In terms of age, Koreans in their 20s were the only group where opponents of new taxes slightly outnumbered their supporters—by 47.8% to 47.5%. Meanwhile, 60% of respondents in their 40s and 57.2% in their 50s said they approve crypto taxes.
Crypto taxes are coming
As CryptoSlate reported, Korean officials proposed to enforce a 20% tax on crypto gains earlier this year, drawing the ire of some cryptocurrency investors. However, it looks like the initiative is being postponed—but not canceled—to at least 2022.
Last week, Yang Hyang-ja, a member of the National Assembly of South Korea, and Democratic Party lawmakers reportedly said they are currently considering delaying the crypto taxes.
Korea's ruling party member suggests at least one year delay on taxation of cryptocurrency as she believes institutional adoption and understanding of cryptocurrency will take some time ??https://t.co/H4aNP0beSh https://t.co/qoPTbyV5x4
— Doo (@DooWanNam) April 26, 2021
“Korea’s ruling party member suggests at least one year delay on taxation of cryptocurrency as she believes institutional adoption and understanding of cryptocurrency will take some time,” tweeted Doo Wan Nam, head of MakerDAO in Asia.
At the same time, some experts have pointed out that “obsession” with cryptocurrencies and huge gains is starting to have a detrimental effect on young Koreans, up to the point where it hurts their jobs.

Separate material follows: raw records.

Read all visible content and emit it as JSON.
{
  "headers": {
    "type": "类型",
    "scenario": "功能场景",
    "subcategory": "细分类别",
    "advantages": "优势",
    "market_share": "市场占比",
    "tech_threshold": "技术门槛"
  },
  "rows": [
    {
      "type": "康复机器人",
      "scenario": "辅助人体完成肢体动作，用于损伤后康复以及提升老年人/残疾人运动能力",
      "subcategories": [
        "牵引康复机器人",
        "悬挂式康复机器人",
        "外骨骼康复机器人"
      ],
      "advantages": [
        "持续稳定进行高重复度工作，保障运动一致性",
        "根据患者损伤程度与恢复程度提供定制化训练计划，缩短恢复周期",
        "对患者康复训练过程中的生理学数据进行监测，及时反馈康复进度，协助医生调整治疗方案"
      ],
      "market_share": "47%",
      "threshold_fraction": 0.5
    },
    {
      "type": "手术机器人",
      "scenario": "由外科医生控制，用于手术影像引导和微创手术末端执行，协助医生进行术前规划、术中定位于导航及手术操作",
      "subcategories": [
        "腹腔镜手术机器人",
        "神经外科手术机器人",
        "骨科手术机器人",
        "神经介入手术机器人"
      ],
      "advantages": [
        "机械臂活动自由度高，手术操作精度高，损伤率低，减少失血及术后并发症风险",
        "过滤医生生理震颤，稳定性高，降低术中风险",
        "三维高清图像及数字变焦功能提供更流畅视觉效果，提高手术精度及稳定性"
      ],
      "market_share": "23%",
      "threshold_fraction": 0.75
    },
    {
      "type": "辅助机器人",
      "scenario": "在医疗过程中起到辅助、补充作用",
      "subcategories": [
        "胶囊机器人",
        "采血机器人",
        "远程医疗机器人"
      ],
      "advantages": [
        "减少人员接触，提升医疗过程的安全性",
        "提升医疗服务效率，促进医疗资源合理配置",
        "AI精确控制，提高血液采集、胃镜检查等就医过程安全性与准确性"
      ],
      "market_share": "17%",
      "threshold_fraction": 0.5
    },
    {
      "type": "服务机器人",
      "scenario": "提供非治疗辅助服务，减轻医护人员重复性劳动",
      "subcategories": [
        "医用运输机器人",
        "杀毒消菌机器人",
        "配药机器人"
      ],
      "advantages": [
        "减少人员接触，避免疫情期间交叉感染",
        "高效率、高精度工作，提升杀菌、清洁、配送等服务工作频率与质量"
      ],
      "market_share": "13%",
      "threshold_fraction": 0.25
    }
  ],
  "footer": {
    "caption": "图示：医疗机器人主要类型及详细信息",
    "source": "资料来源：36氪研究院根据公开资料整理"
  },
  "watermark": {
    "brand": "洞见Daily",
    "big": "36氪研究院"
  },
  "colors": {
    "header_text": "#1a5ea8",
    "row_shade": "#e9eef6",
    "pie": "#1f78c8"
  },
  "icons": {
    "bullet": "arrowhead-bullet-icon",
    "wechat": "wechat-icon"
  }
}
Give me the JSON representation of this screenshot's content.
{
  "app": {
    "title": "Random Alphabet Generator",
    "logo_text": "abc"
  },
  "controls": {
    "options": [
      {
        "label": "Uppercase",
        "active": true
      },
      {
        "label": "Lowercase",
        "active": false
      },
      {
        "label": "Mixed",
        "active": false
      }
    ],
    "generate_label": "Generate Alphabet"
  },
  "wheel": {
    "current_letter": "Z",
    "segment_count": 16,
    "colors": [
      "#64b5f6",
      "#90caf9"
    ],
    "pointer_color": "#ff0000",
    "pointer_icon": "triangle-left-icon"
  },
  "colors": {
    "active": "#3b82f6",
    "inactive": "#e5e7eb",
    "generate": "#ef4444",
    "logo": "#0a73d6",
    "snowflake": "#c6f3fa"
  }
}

For example, compulsive crypto price tracking could be part of a wider problem with “cryptocurrency addiction” that is similar to gambling, some psychology specialists noted last week.